It's one thing to learn how to play Michaels Bids and Unusual Notrump. The next step is to learn how to defend against these bids when your opponents use them. When they make such a 2-suited bid, the first thing we need to know is "What 2 suits are they showing?"
In some cases we know exactly the 2 suits, in other cases, we are not sure.
|North's Unusual 2NT bid promises the 2 lowest unbid suits -- so we know he has both +|
|We know that for his Michaels Bid, North has both +|
However, if the auction begins:
|North is showing + EITHER MINOR. We are sure of only 1 suit. The other is unknown.|
In preparing our defense, it is important to distinguish between these 2 situations. Either we know for sure both suits, or sometimes we know only one suit. Now, let's formulate our simple defense (although it does require work and memory).
In all cases, we can define a DOUBLE as "penalty oriented." It means we are interested in penalizing the opponents. All future doubles by either player in our partnership are for penalty.
In all cases, we can say that if we PASS, we likely don't have a good hand. I'd say about 0-8 depending on the level/situation.
What about other actions?
Raising Partner's Suit - In all cases, raising partner's suit is natural. Raising to the minimum level is about 7-10 points. Raising to game shows a little more.
In both cases, East is showing about 7-10 and support (to raise the major, he has at least 3-card support; to raise the minor, at least 4-card support).
Bidding the Opponent's Suit - If the opponents have only one known suit, then bidding that suit is artificial and shows at least a limit raise for our partner.
In both cases, East is bidding the opponent's one known suit. He is saying, "Partner, I have support for you (at least 3-card support) and at least a limit raise. I have 10+ in support -- I might be just inviting you to go to game with a maximum. On the other hand, I might be looking for slam--you will find out later."
So, East might have: 5 4
A Q 2
A 8 7 5 3
10 3 2
in the first example, and Q 7 6
A K 7 6
K J 7 6 4
in the second example. In neither case is East saying anything about the opponent's suit--he may or may not have the suit controlled.
Note that there are 2 ways to raise opener. One is by simply raising (bidding his suit). The other, which is the stronger way, is to artificially bid the opponent's known suit (showing invitational to game or better).
What if the opponent's have TWO known suits? Now, the responder will have 2 suits to cue-bid. For example:
In these cases, North has TWO known suits. In the first case he has specifically +.
In the second case he has specifically + .

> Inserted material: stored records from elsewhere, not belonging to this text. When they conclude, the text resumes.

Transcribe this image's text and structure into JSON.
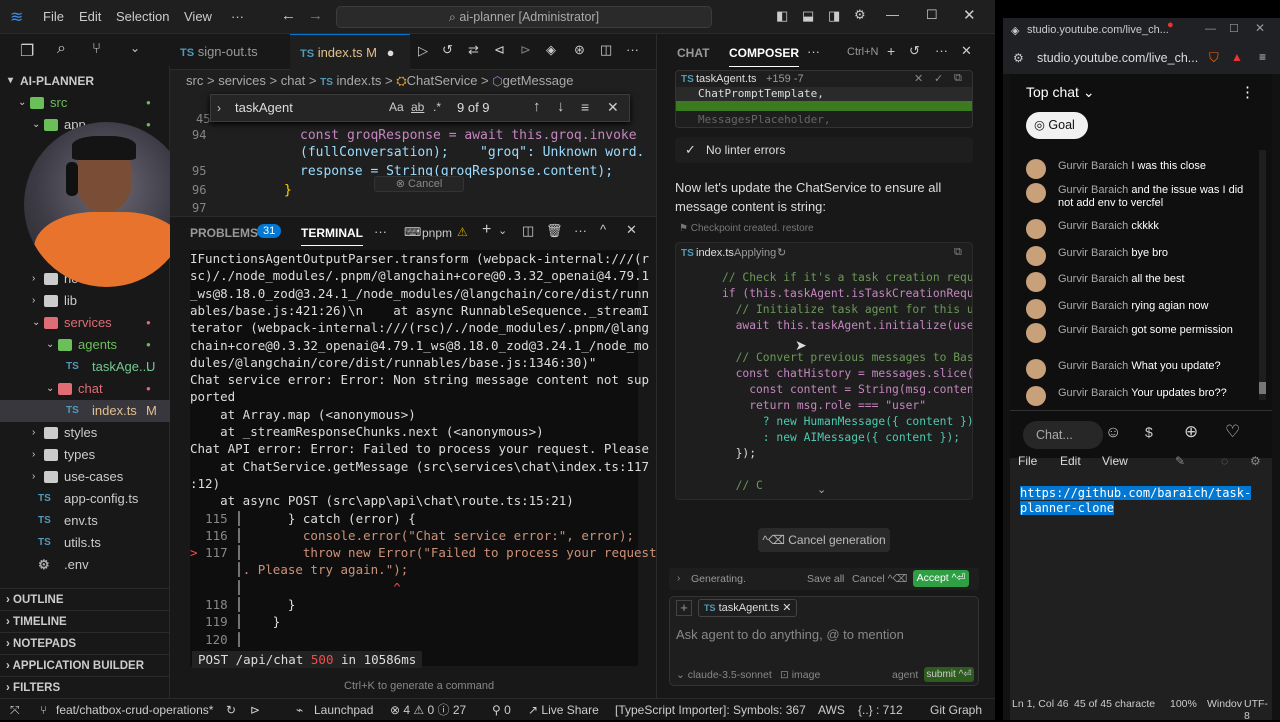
{
  "titlebar": {
    "menus": [
      "File",
      "Edit",
      "Selection",
      "View",
      "···"
    ],
    "search": "ai-planner [Administrator]"
  },
  "sidebar": {
    "root": "AI-PLANNER",
    "items": [
      {
        "label": "src",
        "type": "folder",
        "depth": 1,
        "color": "#6bbf59"
      },
      {
        "label": "app",
        "type": "folder",
        "depth": 2,
        "color": "#6bbf59"
      },
      {
        "label": "hooks",
        "type": "folder",
        "depth": 2,
        "color": "#ccc"
      },
      {
        "label": "lib",
        "type": "folder",
        "depth": 2,
        "color": "#ccc"
      },
      {
        "label": "services",
        "type": "folder",
        "depth": 2,
        "color": "#e06c75"
      },
      {
        "label": "agents",
        "type": "folder",
        "depth": 3,
        "color": "#6bbf59"
      },
      {
        "label": "taskAge...",
        "badge": "U",
        "type": "file",
        "depth": 4,
        "color": "#73c991"
      },
      {
        "label": "chat",
        "type": "folder",
        "depth": 3,
        "color": "#e06c75"
      },
      {
        "label": "index.ts",
        "badge": "M",
        "type": "file",
        "depth": 4,
        "color": "#e2c08d"
      },
      {
        "label": "styles",
        "type": "folder",
        "depth": 2,
        "color": "#ccc"
      },
      {
        "label": "types",
        "type": "folder",
        "depth": 2,
        "color": "#ccc"
      },
      {
        "label": "use-cases",
        "type": "folder",
        "depth": 2,
        "color": "#ccc"
      },
      {
        "label": "app-config.ts",
        "type": "file",
        "depth": 2,
        "color": "#ccc"
      },
      {
        "label": "env.ts",
        "type": "file",
        "depth": 2,
        "color": "#ccc"
      },
      {
        "label": "utils.ts",
        "type": "file",
        "depth": 2,
        "color": "#ccc"
      },
      {
        "label": ".env",
        "type": "file",
        "depth": 2,
        "color": "#888"
      }
    ],
    "sections": [
      "OUTLINE",
      "TIMELINE",
      "NOTEPADS",
      "APPLICATION BUILDER",
      "FILTERS"
    ]
  },
  "editor": {
    "tabs": [
      {
        "label": "sign-out.ts",
        "badge": ""
      },
      {
        "label": "index.ts",
        "badge": "M"
      }
    ],
    "breadcrumb": [
      "src",
      ">",
      "services",
      ">",
      "chat",
      ">",
      "index.ts",
      ">",
      "ChatService",
      ">",
      "getMessage"
    ],
    "find": {
      "query": "taskAgent",
      "result": "9 of 9",
      "opt1": "Aa",
      "opt2": "ab",
      "opt3": ".*"
    },
    "lines": [
      {
        "num": "94",
        "code": "const groqResponse = await this.groq.invoke"
      },
      {
        "num": "",
        "code": "(fullConversation);    \"groq\": Unknown word."
      },
      {
        "num": "95",
        "code": "response = String(groqResponse.content);"
      },
      {
        "num": "96",
        "code": "}"
      },
      {
        "num": "97",
        "code": ""
      }
    ],
    "cancel_hint": "Cancel",
    "line45": "45"
  },
  "panel": {
    "tabs": {
      "problems": "PROBLEMS",
      "problems_count": "31",
      "terminal": "TERMINAL",
      "more": "···",
      "shell": "pnpm"
    },
    "terminal_lines": [
      "IFunctionsAgentOutputParser.transform (webpack-internal:///(r",
      "sc)/./node_modules/.pnpm/@langchain+core@0.3.32_openai@4.79.1",
      "_ws@8.18.0_zod@3.24.1_/node_modules/@langchain/core/dist/runn",
      "ables/base.js:421:26)\\n    at async RunnableSequence._streamI",
      "terator (webpack-internal:///(rsc)/./node_modules/.pnpm/@lang",
      "chain+core@0.3.32_openai@4.79.1_ws@8.18.0_zod@3.24.1_/node_mo",
      "dules/@langchain/core/dist/runnables/base.js:1346:30)\"",
      "Chat service error: Error: Non string message content not sup",
      "ported",
      "    at Array.map (<anonymous>)",
      "    at _streamResponseChunks.next (<anonymous>)",
      "Chat API error: Error: Failed to process your request. Please",
      "    at ChatService.getMessage (src\\services\\chat\\index.ts:117",
      ":12)",
      "    at async POST (src\\app\\api\\chat\\route.ts:15:21)"
    ],
    "code_frame": [
      {
        "num": "115",
        "text": "      } catch (error) {"
      },
      {
        "num": "116",
        "text": "        console.error(\"Chat service error:\", error);"
      },
      {
        "num": "117",
        "text": "        throw new Error(\"Failed to process your request"
      },
      {
        "num": "",
        "text": ". Please try again.\");"
      },
      {
        "num": "",
        "text": "                    ^"
      },
      {
        "num": "118",
        "text": "      }"
      },
      {
        "num": "119",
        "text": "    }"
      },
      {
        "num": "120",
        "text": ""
      }
    ],
    "post_line": "POST /api/chat 500 in 10586ms",
    "post_method": "POST /api/chat",
    "post_status": "500",
    "post_time": "in 10586ms",
    "hint": "Ctrl+K to generate a command"
  },
  "chat": {
    "tabs": [
      "CHAT",
      "COMPOSER"
    ],
    "shortcut": "Ctrl+N",
    "file_header": "taskAgent.ts",
    "diff": "+159 -7",
    "snippet_lines": [
      "ChatPromptTemplate,",
      "MessagesPlaceholder,"
    ],
    "linter": "No linter errors",
    "message": "Now let's update the ChatService to ensure all message content is string:",
    "checkpoint": "Checkpoint created.",
    "restore": "restore",
    "code_file": "index.ts",
    "code_state": "Applying",
    "code_lines": [
      "// Check if it's a task creation requ",
      "if (this.taskAgent.isTaskCreationRequ",
      "  // Initialize task agent for this u",
      "  await this.taskAgent.initialize(use",
      "",
      "  // Convert previous messages to Bas",
      "  const chatHistory = messages.slice(",
      "    const content = String(msg.conten",
      "    return msg.role === \"user\"",
      "      ? new HumanMessage({ content })",
      "      : new AIMessage({ content });",
      "  });",
      "",
      "  // C"
    ],
    "cancel_generation": "^⌫ Cancel generation",
    "generating": "Generating.",
    "save_all": "Save all",
    "cancel": "Cancel ^⌫",
    "accept": "Accept ^⏎",
    "context_file": "taskAgent.ts",
    "input_placeholder": "Ask agent to do anything, @ to mention",
    "model": "claude-3.5-sonnet",
    "image": "image",
    "mode": "agent",
    "submit": "submit ^⏎"
  },
  "status": {
    "branch": "feat/chatbox-crud-operations*",
    "launchpad": "Launchpad",
    "errors": "4",
    "warnings": "0",
    "infos": "27",
    "ports": "0",
    "live_share": "Live Share",
    "ts": "[TypeScript Importer]: Symbols: 367",
    "aws": "AWS",
    "sel": "{..} : 712",
    "git_graph": "Git Graph"
  },
  "browser": {
    "tab_title": "studio.youtube.com/live_ch...",
    "url": "studio.youtube.com/live_ch...",
    "chat_title": "Top chat",
    "goal": "Goal",
    "chat_placeholder": "Chat...",
    "messages": [
      {
        "user": "Gurvir Baraich",
        "text": "I was this close"
      },
      {
        "user": "Gurvir Baraich",
        "text": "and the issue was I did not add env to vercfel"
      },
      {
        "user": "Gurvir Baraich",
        "text": "ckkkk"
      },
      {
        "user": "Gurvir Baraich",
        "text": "bye bro"
      },
      {
        "user": "Gurvir Baraich",
        "text": "all the best"
      },
      {
        "user": "Gurvir Baraich",
        "text": "rying agian now"
      },
      {
        "user": "Gurvir Baraich",
        "text": "got some permission"
      },
      {
        "user": "Gurvir Baraich",
        "text": "What you update?"
      },
      {
        "user": "Gurvir Baraich",
        "text": "Your updates bro??"
      }
    ],
    "notepad_menus": [
      "File",
      "Edit",
      "View"
    ],
    "notepad_text": "https://github.com/baraich/task-planner-clone",
    "notepad_status": [
      "Ln 1, Col 46",
      "45 of 45 characte",
      "100%",
      "Windov",
      "UTF-8"
    ]
  }
}
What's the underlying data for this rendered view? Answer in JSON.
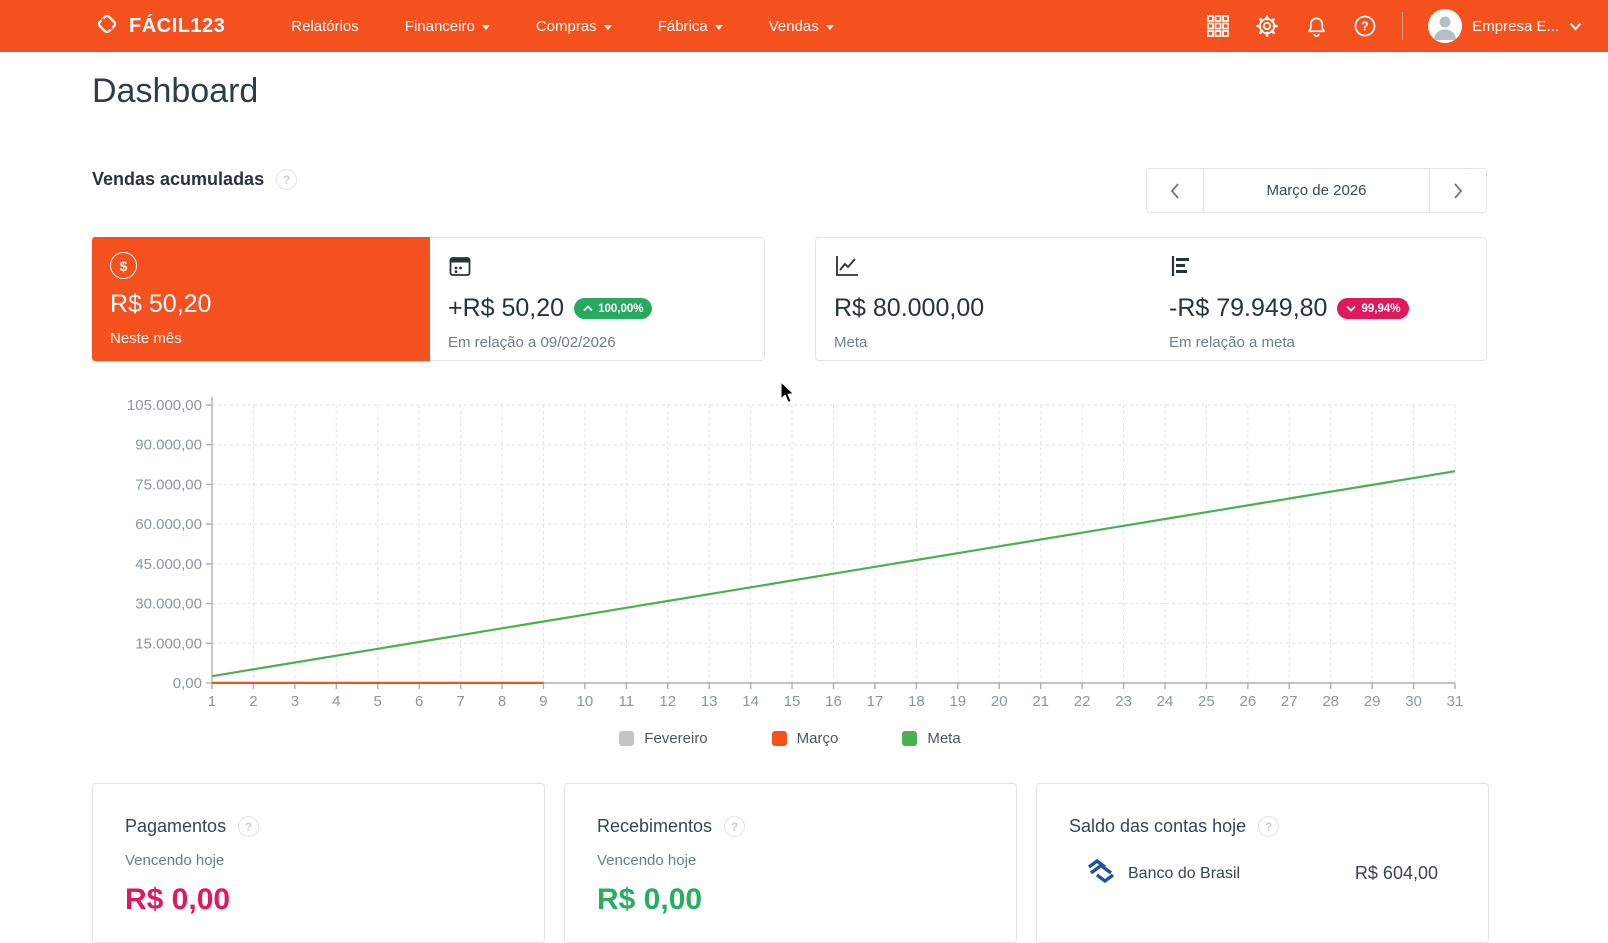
{
  "navbar": {
    "brand": "FÁCIL123",
    "items": [
      {
        "label": "Relatórios",
        "dropdown": false
      },
      {
        "label": "Financeiro",
        "dropdown": true
      },
      {
        "label": "Compras",
        "dropdown": true
      },
      {
        "label": "Fábrica",
        "dropdown": true
      },
      {
        "label": "Vendas",
        "dropdown": true
      }
    ],
    "user_name": "Empresa E..."
  },
  "page": {
    "title": "Dashboard"
  },
  "sales_section": {
    "title": "Vendas acumuladas",
    "help_glyph": "?",
    "period_label": "Março de 2026",
    "cards": {
      "current": {
        "value": "R$ 50,20",
        "label": "Neste mês",
        "icon_glyph": "$"
      },
      "comparison": {
        "value": "+R$ 50,20",
        "badge": "100,00%",
        "label": "Em relação a 09/02/2026"
      },
      "meta": {
        "value": "R$ 80.000,00",
        "label": "Meta"
      },
      "vs_meta": {
        "value": "-R$ 79.949,80",
        "badge": "99,94%",
        "label": "Em relação a meta"
      }
    }
  },
  "chart_data": {
    "type": "line",
    "x": [
      1,
      2,
      3,
      4,
      5,
      6,
      7,
      8,
      9,
      10,
      11,
      12,
      13,
      14,
      15,
      16,
      17,
      18,
      19,
      20,
      21,
      22,
      23,
      24,
      25,
      26,
      27,
      28,
      29,
      30,
      31
    ],
    "ylim": [
      0,
      105000
    ],
    "grid": true,
    "legend_position": "bottom",
    "yticks": [
      {
        "value": 0,
        "label": "0,00"
      },
      {
        "value": 15000,
        "label": "15.000,00"
      },
      {
        "value": 30000,
        "label": "30.000,00"
      },
      {
        "value": 45000,
        "label": "45.000,00"
      },
      {
        "value": 60000,
        "label": "60.000,00"
      },
      {
        "value": 75000,
        "label": "75.000,00"
      },
      {
        "value": 90000,
        "label": "90.000,00"
      },
      {
        "value": 105000,
        "label": "105.000,00"
      }
    ],
    "series": [
      {
        "name": "Fevereiro",
        "color": "#c0c6c8",
        "values": []
      },
      {
        "name": "Março",
        "color": "#f4511e",
        "values": [
          50.2,
          50.2,
          50.2,
          50.2,
          50.2,
          50.2,
          50.2,
          50.2,
          50.2
        ]
      },
      {
        "name": "Meta",
        "color": "#4caf50",
        "values": [
          2580.65,
          5161.29,
          7741.94,
          10322.58,
          12903.23,
          15483.87,
          18064.52,
          20645.16,
          23225.81,
          25806.45,
          28387.1,
          30967.74,
          33548.39,
          36129.03,
          38709.68,
          41290.32,
          43870.97,
          46451.61,
          49032.26,
          51612.9,
          54193.55,
          56774.19,
          59354.84,
          61935.48,
          64516.13,
          67096.77,
          69677.42,
          72258.06,
          74838.71,
          77419.35,
          80000.0
        ]
      }
    ]
  },
  "bottom_cards": {
    "pagamentos": {
      "title": "Pagamentos",
      "subtitle": "Vencendo hoje",
      "value": "R$ 0,00"
    },
    "recebimentos": {
      "title": "Recebimentos",
      "subtitle": "Vencendo hoje",
      "value": "R$ 0,00"
    },
    "saldo": {
      "title": "Saldo das contas hoje",
      "accounts": [
        {
          "name": "Banco do Brasil",
          "value": "R$ 604,00"
        }
      ]
    }
  },
  "colors": {
    "accent_orange": "#f4511e",
    "badge_green": "#28a960",
    "badge_pink": "#e0195f",
    "meta_green": "#4caf50",
    "fevereiro_gray": "#c0c6c8",
    "bb_blue": "#2350a0"
  }
}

East now has many options. He can raise partner naturally (as discussed above). He can also cue-bid in either of 2 different suits! What do these cue-bids mean? One of them should be the limit raise or better (as discussed above). The other cue-bid means something entirely different, which I will get to in a moment.
First, we have to decide which cue-bid is the limit raise or better. There are several different ways to do this and all partnerships must agree. I think the best is to say that the "second" cue-bid is the limit raise or better. By "second," I mean the higher of the 2 bids the responder can make. For example, if it starts 1-2NT, the two possible cue-bids are 3 and 3. The highest is 3, so that would indicate the limit-raise or better. It is important to agree on which cue-bid is which. There are 2 other ways which I won't go into here, but make sure you pick one and agree.
So, what does the "other" cue-bid mean? It says that the responder has the "4th" suit: Not partner's suit and not one of the opponents suits. It also says he has at least an invitation to game. For example:
We have agreed that 3 (the highest cue-bid) shows the limit or better raise of partner's suit. Therefore, 3 is the "other" cue-bid. In this case it shows the "4th suit." What is that suit? West has . North has +. So, East is saying he has spades (at least 5) and at least game interest. If he had spades and a weaker hand, he would just bid 3. A bid of 3 by East would be Non-Forcing. In that case, it must be a pretty good suit (like a weak two-bid) -- at least 6 cards. East wouldn't bid 3 just because he happened to have 8 HCP and king-empty fifth of spades.
REVIEWUsing the definitions above, what does East have for each action shown?
|West||NORTH||EAST||EAST IS SHOWING....|
|1||2||2||Diamonds, not forcing|
|1||2||2||Diamonds, Game Interest|
|1||2||2||Club raise, Limit or better|
|1||2||2||Clubs, Game Interest|
|1||2NT||3||Hearts, Limit or better|
|1||2||3||Spades, Limit or better|
|1||2NT||3||Like a weak 2-bid in|
This is far from a complete treatise on the subject, but should be good enough to get any partnership started. It is not easy on the memory and requires work and study.
I don't like teaching this topic, because the natural reaction is to say: "This is too complicated." I don't like complicated. However, your opponents will use Michaels and Unusual 2NT bids. If you don't want to study/learn this defense, then you will be at a huge disadvantage on these auctions.